The commercial areas of Toronto’s suburbs are weird and wonderful experiments in postcolonialism. In many ways, they’re blank slates, plazas filled in gradually with a combination of big-box stores and shops and restaurants that are representative of the area’s predominant cultures and ethnicities. Morris Lum calls them ethnoscapes. Here, he says, “you may encounter a Chinese restaurant beside a Caribbean roti house and a Tim Horton’s.”
But as day turns to night, these car-centric areas of commerce grow quiet and lonely. It’s in this still, brightly-lit period, in these “monumental signifiers of North America,” that Lum documented New Cultural Topographics, a commentary on his self-proclaimed hybrid heritage.

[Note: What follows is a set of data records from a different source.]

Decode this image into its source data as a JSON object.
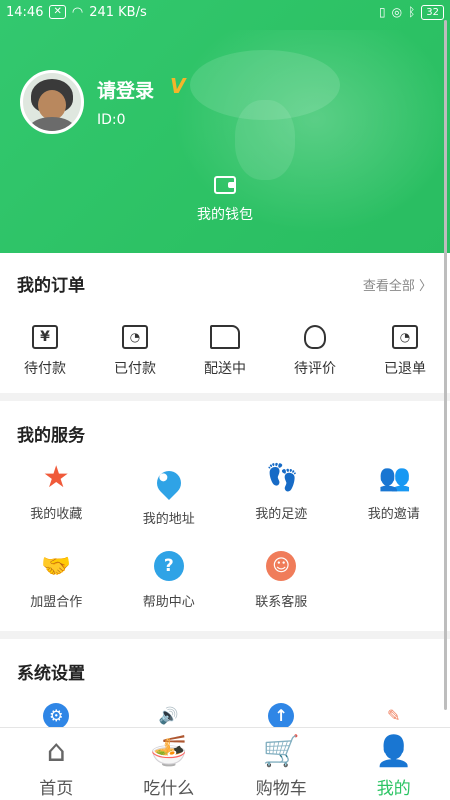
{
  "status_bar": {
    "time": "14:46",
    "speed": "241 KB/s",
    "battery": "32"
  },
  "profile": {
    "login_prompt": "请登录",
    "vip_mark": "V",
    "id_text": "ID:0"
  },
  "wallet": {
    "label": "我的钱包",
    "icon": "wallet-icon"
  },
  "orders": {
    "title": "我的订单",
    "view_all": "查看全部 〉",
    "items": [
      {
        "label": "待付款",
        "icon": "payment-pending-icon",
        "glyph": "¥"
      },
      {
        "label": "已付款",
        "icon": "paid-icon",
        "glyph": "◔"
      },
      {
        "label": "配送中",
        "icon": "truck-icon",
        "glyph": ""
      },
      {
        "label": "待评价",
        "icon": "flower-icon",
        "glyph": ""
      },
      {
        "label": "已退单",
        "icon": "refund-icon",
        "glyph": "◔"
      }
    ]
  },
  "services": {
    "title": "我的服务",
    "items": [
      {
        "label": "我的收藏",
        "icon": "star-icon",
        "glyph": "★"
      },
      {
        "label": "我的地址",
        "icon": "location-pin-icon",
        "glyph": ""
      },
      {
        "label": "我的足迹",
        "icon": "footprint-icon",
        "glyph": "👣"
      },
      {
        "label": "我的邀请",
        "icon": "users-icon",
        "glyph": "👥"
      },
      {
        "label": "加盟合作",
        "icon": "handshake-icon",
        "glyph": "🤝"
      },
      {
        "label": "帮助中心",
        "icon": "help-icon",
        "glyph": "?"
      },
      {
        "label": "联系客服",
        "icon": "customer-service-icon",
        "glyph": "☺"
      }
    ]
  },
  "settings": {
    "title": "系统设置",
    "icons": [
      {
        "icon": "settings-gear-icon",
        "glyph": "⚙",
        "color": "#2f86e6"
      },
      {
        "icon": "speaker-icon",
        "glyph": "🔊",
        "color": "#f07c5a"
      },
      {
        "icon": "upload-icon",
        "glyph": "↑",
        "color": "#2f86e6"
      },
      {
        "icon": "pencil-icon",
        "glyph": "✎",
        "color": "#f07c5a"
      }
    ]
  },
  "tabbar": {
    "items": [
      {
        "label": "首页",
        "icon": "home-icon",
        "glyph": "⌂",
        "active": false
      },
      {
        "label": "吃什么",
        "icon": "noodle-bowl-icon",
        "glyph": "🍜",
        "active": false
      },
      {
        "label": "购物车",
        "icon": "cart-icon",
        "glyph": "🛒",
        "active": false
      },
      {
        "label": "我的",
        "icon": "profile-icon",
        "glyph": "👤",
        "active": true
      }
    ]
  },
  "colors": {
    "brand_green": "#2cc464",
    "text_dark": "#222222",
    "muted": "#888888"
  }
}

Lum is part of the first-ever DOC/now, Ryerson University’s MFA Thesis Festival. Organized by its students, the festival celebrates work by the first graduating class of Ryerson’s new documentary media program. The festival opened on Thursday, June 11 and runs until June 23. MONDO had a quick conversation with Morris about his series.
By Kerry Freek
MONDO: Tell us a bit about your project.
Morris Lum: Well, my initial proposal for the program talked about trying to make sense of my hybrid heritage. My upbringing essentially culminates three different countries: I was born in Trinidad and Tobago, but moved to Canada when I was five. My dad was also born in Trinidad and Tobago and my mother was born in Macau, China.
Essentially, I had wanted to—through photography—make sense of this hybrid heritage. It took me a year-and-a-half to figure out a mode of image making that would best represent my heritage.
MONDO: The busy bright lights contrast with the late-night, abandoned suburban locations in your images. How do these images represent your hybrid heritage?
ML: They represent my Chinese heritage and my suburban Mississauga upbringing. The spaces metaphorically represent the wave of Chinese immigrants that have moved to Canada’s suburbs and have adapted to western culture.
Shooting these spaces at night represents how I see myself in relation to my Chinese heritage. I’m not necessarily inside of the culture, but I’m not necessarily outside of it, either.
MONDO: Is it okay to be half-in and half-out? How do you feel about this particular convergence of cultures?
ML: I think there are advantages and disadvantages. I can love the culture, and at the same time I can critique it.
Growing up it was very difficult. After moving to Canada, my mother wanted me to learn Cantonese, but I hated it. I went to Chinese school and felt like I didn’t fit in because for the first five years of my life I lived on an island, speaking English slang and drinking coconut water.
So, it was difficult not being able to fully understanding one culture. But I would rather think about it as growing up in a great position. Now I know many cultures.
I guess that’s why I’m still making work about my heritage. I’m still trying to figure things out.
MONDO: Do you think you’ll ever figure it out?
ML: No. But it’ll be a freaking great ride trying to figure it out.
MONDO: What would you like to explore in future work?
ML: I think I’ll being taking vacations away from my heritage. I’d like to live in a place foreign to me and explore how I see that space in relation to what I know.
MONDO: Where would you go?
ML: Japan, specifically Okinawa. I would revisit it from time to time, documenting its evolutions.
You can see Morris’ images, represented on a giant panoramic scale, at Toronto Image Works (80 Spadina Avenue, Suite 207) until June 27.